At Halo, we think that real change that sticks and has impact comes from making multiple, incremental improvements over time.

This is reflected in the many seemingly small things we do, but each of which has a genuine effect on people. And together, they make a huge and positive difference to people’s lives and the way we work.

Real equality isn’t about one-off symbolic gestures, but simple continuous changes that improve our everyday lives.

Does your agency support everyone equally? Regardless of gender?

Perhaps your agency just developed an innovative employee program, or is getting a number of good initiatives off the ground – whatever you’re doing, we’d love to know your story. Get in touch by emailing us and we’ll get back to you to dig a little deeper. If you don’t like blowing your own trumpet, we’ll do it for you!

You can so this is so many ways – with tiny steps or with great big strides.
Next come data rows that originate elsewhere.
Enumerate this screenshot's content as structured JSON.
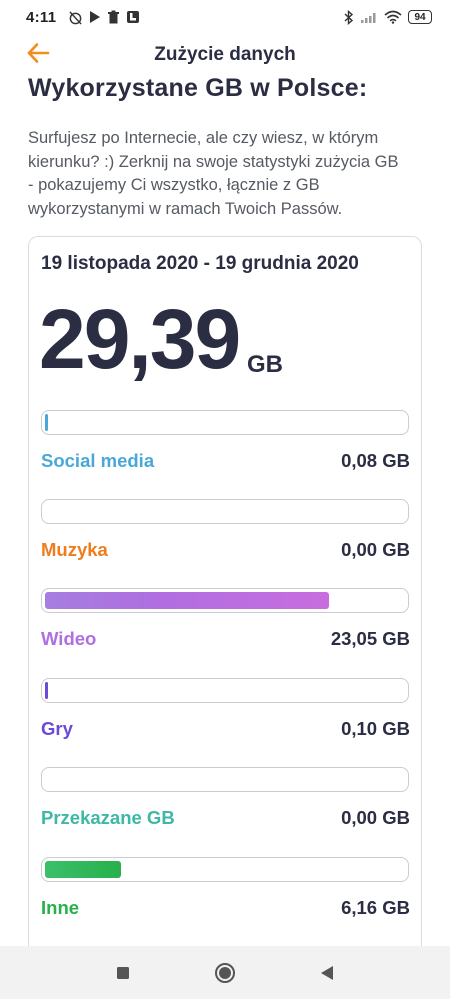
{
  "status_bar": {
    "time": "4:11",
    "battery": "94",
    "left_icons": [
      "alarm-off-icon",
      "play-icon",
      "trash-icon",
      "app-notification-icon"
    ],
    "right_icons": [
      "bluetooth-icon",
      "signal-icon",
      "wifi-icon",
      "battery-icon"
    ]
  },
  "header": {
    "title": "Zużycie danych",
    "back_icon": "arrow-left-icon",
    "accent_color": "#f28c1b"
  },
  "section": {
    "title": "Wykorzystane GB w Polsce:",
    "intro": "Surfujesz po Internecie, ale czy wiesz, w którym kierunku? :) Zerknij na swoje statystyki zużycia GB - pokazujemy Ci wszystko, łącznie z GB wykorzystanymi w ramach Twoich Passów."
  },
  "usage": {
    "period": "19 listopada 2020 - 19 grudnia 2020",
    "total_value": "29,39",
    "total_unit": "GB",
    "categories": [
      {
        "label": "Social media",
        "value": "0,08 GB",
        "fill_fraction": 0.003,
        "color": "#4aa8d8"
      },
      {
        "label": "Muzyka",
        "value": "0,00 GB",
        "fill_fraction": 0.0,
        "color": "#ee7d1e"
      },
      {
        "label": "Wideo",
        "value": "23,05 GB",
        "fill_fraction": 0.79,
        "color": "#b06ee0"
      },
      {
        "label": "Gry",
        "value": "0,10 GB",
        "fill_fraction": 0.004,
        "color": "#6c49d6"
      },
      {
        "label": "Przekazane GB",
        "value": "0,00 GB",
        "fill_fraction": 0.0,
        "color": "#3db8a6"
      },
      {
        "label": "Inne",
        "value": "6,16 GB",
        "fill_fraction": 0.21,
        "color": "#27b04b"
      }
    ]
  },
  "navigation": {
    "buttons": [
      "recents-square-icon",
      "home-circle-icon",
      "back-triangle-icon"
    ]
  }
}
Perhaps your agency just developed an innovative employee program, or is getting a number of good initiatives off the ground – whatever you’re doing, we’d love to know your story. Get in touch by emailing us and we’ll get back to you to dig a little deeper. If you don’t like blowing your own trumpet, we’ll do it for you!

Do you feel empowered by the leadership team at your place of work?

Perhaps your agency just developed an innovative employee program, or is getting a number of good initiatives off the ground – whatever you’re doing, we’d love to know your story. Get in touch by emailing us and we’ll get back to you to dig a little deeper. If you don’t like blowing your own trumpet, we’ll do it for you!